- Improved Feedback: It's difficult enough to maintain great feedback despite all the things that are out of your control. This is in your control. Insist that every step is taken to assure accuracy.
- Errors add up: Why pay for errors that upset your customers? Instead, take a fraction of the time and money spent on errors and put a barcode scan pack system in place. It will pay for itself every month.
- Competitive Advantage: Let your customers know that you take their satisfaction so seriously that you've implemented state of the art barcode packing verification to ensure order accuracy. Put yourself in their shoes. Would you rather order from the company that is set up to basically guarantee accuracy or the one that just hopes to get it right?
- Go Green: Yes, even the earth will appreciate the extra box, product, packing material, labels and fossil fuels not required to ship out a replacement or receive a return.
- Better Physical Inventory Tracking: Sometimes the difference between what is sold and what is shipped is not an error. You may have several versions of an item and you might decide to give a loyal customer a free upgrade or include a free gift. Unless the proper record is created for this exchange your inventory is then wrong. Without barcode scan pack verification you'll also have shipping errors creating inventory discrepancies. If your packing software is also a barcode inventory management system it can debit your inventory in real time as you ship giving you another layer of inventory control and visibility.
- Faster Training: Implementing Scan and Pack software has many direct benefits but also some hidden benefits that come with the implementation. For example, clearly marked bins, ordered shelves, clean work areas, and clearly defined procedures all add up to make training new hires fast and easy. Imagine creating a training system based on an internal web page with a few videos, and having new staff basically ready to go when they're done watching. That is freedom and flexibility. When training is difficult, hiring gets delayed because of the time it takes and the errors introduced. Have you ever been terrified to loose a key member of your warehouse or hesitant to let people go, even when the signs are clear that it's past time for a change?
- Less Turnover / Easier Turnover: Many companies struggle to reduce turnover for pickers and packers. "What turnover should you expect for fulfillment staff?" they ask... We were there too. It was one of the main reasons we attempted to outsource fulfillment. We screened pickers and packers hoping to find individuals who enjoyed the job, maintained high shipping accuracy and would stick around.
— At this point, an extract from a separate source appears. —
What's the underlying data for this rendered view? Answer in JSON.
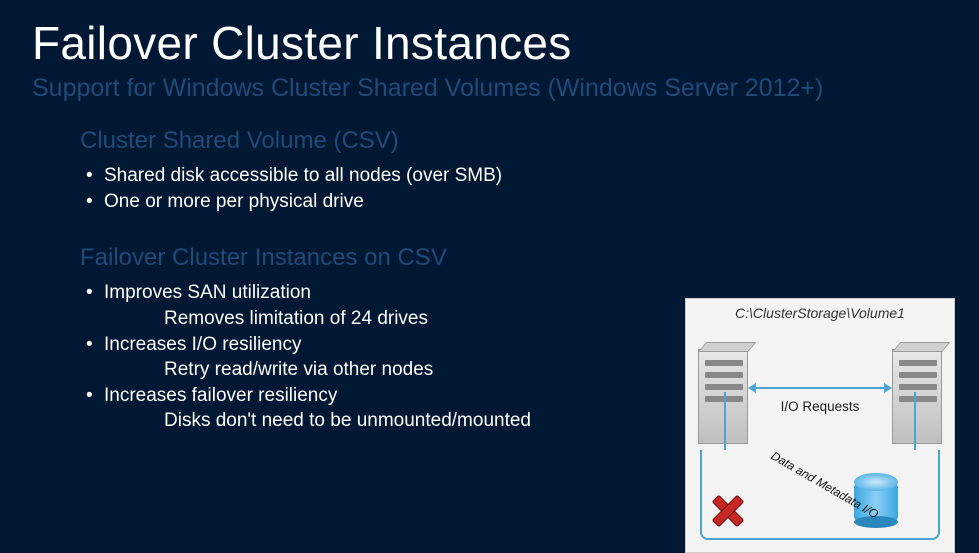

Ultimately we learned that it was less about finding the right order fulfillment staff and more about building a warehouse management system that allowed new staff to start and begin shipping accurately with minimal training. Not surprisingly the same system made the job more enjoyable and reduced turnover.
In short, a clever barcode scan and pack system (or packing verification system) can track your inventory and either eliminate or help you address many of the issues that in-house fulfillment operations struggle with. It won't make diy fulfillment fall into place overnight but it is a powerful tool that your warehouse systems can be built around.
I hope I've been able to provide some tips you can put to use in your own DIY fulfilment operation.